Cape Girardeau took on somewhat the appearance of a military center Saturday when nearly 300 soldiers stopped to eat the noon meal while en route from Fort Leonard Wood to Fort Knox, Kentucky. Mostly recruits, they had been to Fort Wood to be outfitted before being integrated with established units at Fort Knox. (G.D. Fronabarger/Southeast Missourian archive)

The Southeast Missourian ran a city brief the next day:

BENEFIT--A variety show featuring music, comedy and dancing was presented before approximately 300 persons at the Arena Building Wednesday night under the auspices of the Southeast Missouri chapter of United Cerebral Palsy. Headlining the program was vocalist, Elvis Presley, recording artist, whose program was well received by the audience. John Daume and his Ozark Ridge Runners also made a hit with those attending.

A Feb. 27, 1999 Southeast Missourian story by Jeffrey Jackson recalls Presley's performance in Cape Girardeau.

Presley's music was described as a combination of "country music with modern-day bop." Among his listed hits were "Blue Moon of Kentucky," "Good Rockin' Tonight" and "That's All Right, Mama."

At 20, Presley was just two years out of high school when he performed in Cape Girardeau. The summer before he had recorded a few demo songs for Sam Phillips of the Memphis Recording Service, popularly known as Sun Studio. Though Phillips was impressed enough with Presley's talent to team him up with a few local musicians, none of the songs had the sound that Phillips was looking for.

Then, on July 5, 1954, Presley recorded a sped-up version of Arthur "Big Boy" Crudup's blues song, "That's All Right, Mama." It would become Presley's first hit.

Presley continued to work as a delivery driver for Crown Electric Company in Memphis for several more weeks in 1954, driving a truck during the day and singing in small clubs at night. His one appearance on the Grand Ole Opry later that year was not very successful. One Opry official suggested that Presley go back to driving the truck.

In October, Presley appeared for the first time on "Louisiana Hayride," a Saturday night country music show from Shreveport. In November, Presley signed a one-year contract to appear on the show. During the next year, Presley began touring with other members of "Louisiana Hayride," including country star Hank Snow.

Elvis auditioned for the television show "Arthur Godfrey's Talent Scouts" in the spring, but he failed to be accepted.
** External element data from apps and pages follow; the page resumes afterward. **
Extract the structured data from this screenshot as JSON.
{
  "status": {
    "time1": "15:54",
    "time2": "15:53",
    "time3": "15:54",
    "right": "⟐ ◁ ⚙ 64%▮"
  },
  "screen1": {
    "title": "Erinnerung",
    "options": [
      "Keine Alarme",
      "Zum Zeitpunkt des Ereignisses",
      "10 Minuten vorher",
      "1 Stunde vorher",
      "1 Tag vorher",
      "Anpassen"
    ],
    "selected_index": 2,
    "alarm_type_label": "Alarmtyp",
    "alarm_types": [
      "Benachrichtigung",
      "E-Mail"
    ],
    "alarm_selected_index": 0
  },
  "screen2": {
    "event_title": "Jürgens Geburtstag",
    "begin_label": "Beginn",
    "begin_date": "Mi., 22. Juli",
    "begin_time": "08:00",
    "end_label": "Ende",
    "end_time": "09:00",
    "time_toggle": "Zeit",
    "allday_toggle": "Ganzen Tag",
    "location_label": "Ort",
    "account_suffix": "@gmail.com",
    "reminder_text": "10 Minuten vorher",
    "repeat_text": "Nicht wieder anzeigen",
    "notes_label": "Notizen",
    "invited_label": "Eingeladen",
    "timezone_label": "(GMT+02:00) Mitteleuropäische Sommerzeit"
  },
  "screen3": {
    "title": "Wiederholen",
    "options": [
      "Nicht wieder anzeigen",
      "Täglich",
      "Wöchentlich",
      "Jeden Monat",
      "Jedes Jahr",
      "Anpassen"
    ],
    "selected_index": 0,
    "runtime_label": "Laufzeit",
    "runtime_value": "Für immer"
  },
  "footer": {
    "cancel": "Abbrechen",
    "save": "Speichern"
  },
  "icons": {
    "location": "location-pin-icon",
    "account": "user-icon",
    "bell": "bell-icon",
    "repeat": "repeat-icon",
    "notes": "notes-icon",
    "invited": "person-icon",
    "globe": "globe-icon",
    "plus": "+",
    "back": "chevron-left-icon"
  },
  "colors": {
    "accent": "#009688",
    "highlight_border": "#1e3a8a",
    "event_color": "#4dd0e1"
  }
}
He continued to tour which led him to Cape Girardeau in the summer of that year.

On the day of the performance in Cape Girardeau, the Southeast Missourian referred to Presley as "the fireball from the Louisiana Hayride." The next day the paper said that his performance was "well received by the audience." Nothing else was said of his performance.

Four months later, Presley signed his first contract with RCA Victor Records, the label on which he would record for the rest of his life. Presley's manager, Colonel Tom Parker, negotiated the sale of Presley's Sun contract to RCA for an unprecedented $40,000 with a $5,000 bonus for Presley.

In January 1956, Presley recorded his first single for RCA, "Heartbreak Hotel." By May, the song would be No. 1 on the Billboard chart.

Within a year from the time he appeared in Cape Girardeau, he appeared twice on "The Milton Berle Show" and once on "The Steve Allen Show." By August he appeared for the first time on "The Ed Sullivan Show" and began filming his first movie, "Love Me Tender."

Wanda Jackson, one of the performers in the Cape Girardeau show with Presley, shares her memories of Elvis with a photograph of the two in this story published Sept. 11, 2008:

Memories of Elvis' 1955 show in Cape


Be the first to post a comment